In striking down the Clean Power Plan’s generation shifting scheme, the Court applied the controversial “major questions” doctrine, which requires federal agency actions viewed by the Court as significant expansions of agency power to be supported by “clear congressional authorization.” Past applications of this principle have led to the Court’s holding in FDA v. Brown & Williamson Tobacco Corp. that the FDA did not possess authority to regulate tobacco products, and Utility Air Regulatory Group v. EPA’s conclusion that the Clean Air Act did not require EPA to institute permitting requirements for stationary sources of greenhouse gases.

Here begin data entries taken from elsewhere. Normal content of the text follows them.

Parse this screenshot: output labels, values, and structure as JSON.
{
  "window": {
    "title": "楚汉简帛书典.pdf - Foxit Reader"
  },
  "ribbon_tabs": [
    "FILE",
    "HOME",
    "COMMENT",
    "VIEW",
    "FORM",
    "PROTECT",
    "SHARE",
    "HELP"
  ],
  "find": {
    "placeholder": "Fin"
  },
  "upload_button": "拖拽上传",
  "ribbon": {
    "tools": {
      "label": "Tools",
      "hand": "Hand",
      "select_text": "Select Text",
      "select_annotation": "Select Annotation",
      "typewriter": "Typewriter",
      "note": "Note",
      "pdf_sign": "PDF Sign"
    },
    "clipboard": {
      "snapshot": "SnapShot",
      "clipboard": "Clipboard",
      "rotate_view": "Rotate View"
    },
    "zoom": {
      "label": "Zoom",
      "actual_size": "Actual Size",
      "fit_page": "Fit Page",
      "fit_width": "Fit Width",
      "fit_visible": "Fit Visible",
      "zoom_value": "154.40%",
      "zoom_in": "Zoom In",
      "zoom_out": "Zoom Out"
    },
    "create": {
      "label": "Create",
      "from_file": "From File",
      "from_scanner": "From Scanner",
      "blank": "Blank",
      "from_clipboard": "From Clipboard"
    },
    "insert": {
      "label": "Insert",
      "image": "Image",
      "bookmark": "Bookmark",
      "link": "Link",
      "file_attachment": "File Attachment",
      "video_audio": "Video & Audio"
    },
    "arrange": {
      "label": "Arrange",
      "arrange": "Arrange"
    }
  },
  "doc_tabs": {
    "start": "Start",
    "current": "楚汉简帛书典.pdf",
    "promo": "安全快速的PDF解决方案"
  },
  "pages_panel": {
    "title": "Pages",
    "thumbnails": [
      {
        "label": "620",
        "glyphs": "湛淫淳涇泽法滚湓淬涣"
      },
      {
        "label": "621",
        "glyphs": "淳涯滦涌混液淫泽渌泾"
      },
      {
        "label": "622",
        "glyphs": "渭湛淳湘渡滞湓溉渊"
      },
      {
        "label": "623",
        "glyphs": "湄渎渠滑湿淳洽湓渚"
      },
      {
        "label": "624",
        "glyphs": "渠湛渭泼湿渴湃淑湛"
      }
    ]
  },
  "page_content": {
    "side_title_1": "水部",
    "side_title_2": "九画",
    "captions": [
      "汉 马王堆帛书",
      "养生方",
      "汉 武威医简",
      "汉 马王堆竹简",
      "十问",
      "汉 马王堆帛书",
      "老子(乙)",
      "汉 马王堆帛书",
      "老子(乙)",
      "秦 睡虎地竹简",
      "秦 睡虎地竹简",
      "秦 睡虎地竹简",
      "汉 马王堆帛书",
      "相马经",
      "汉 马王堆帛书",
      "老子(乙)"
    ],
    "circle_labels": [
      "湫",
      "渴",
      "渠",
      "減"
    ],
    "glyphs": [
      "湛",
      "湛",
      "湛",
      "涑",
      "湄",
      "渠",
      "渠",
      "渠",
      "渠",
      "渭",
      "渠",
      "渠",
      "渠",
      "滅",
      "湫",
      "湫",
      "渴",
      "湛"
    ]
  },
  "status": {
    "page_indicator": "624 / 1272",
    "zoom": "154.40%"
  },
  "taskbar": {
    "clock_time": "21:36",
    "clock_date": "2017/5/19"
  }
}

More recently, the Court followed the major questions doctrine in Alabama Assn. of Realtors v. Department of Health and Human Services to conclude that the Centers for Disease Control and Prevention did not have the power to extend Congress’ nationwide eviction moratorium in response to the COVID-19 pandemic.
Applying the major questions doctrine to the Clean Power Plan’s BSER, the Court found that the Clean Air Act contained no clear statutory authorization for EPA to cap greenhouse gas emissions at a level that would force a nationwide transition away from coal sources toward cleaner generators. Although EPA’s scheme might be a “sensible solution to the crisis of the day,” Chief Justice Roberts wrote that it was “not plausible that Congress gave EPA the authority to adopt on its own such a regulatory scheme.”
The Court’s opinion has widespread implications for federal agency rulemaking, suggesting that future efforts to implement novel regulatory schemes will fail without clear authorization for such action by Congress. The opinion also sets the ground for further challenges to preexisting regulations on the grounds that such regulations exceeded their agency’s Congressional authority. Justice Kagan’s dissenting opinion, joined by Justice Sotomayor and newly-retired Justice Breyer, called the majority’s ruling a “troubling” intervention, writing that the “Court appoints itself—instead of Congress or the expert agency—the decision-maker on climate policy. I cannot think of many things more frightening.”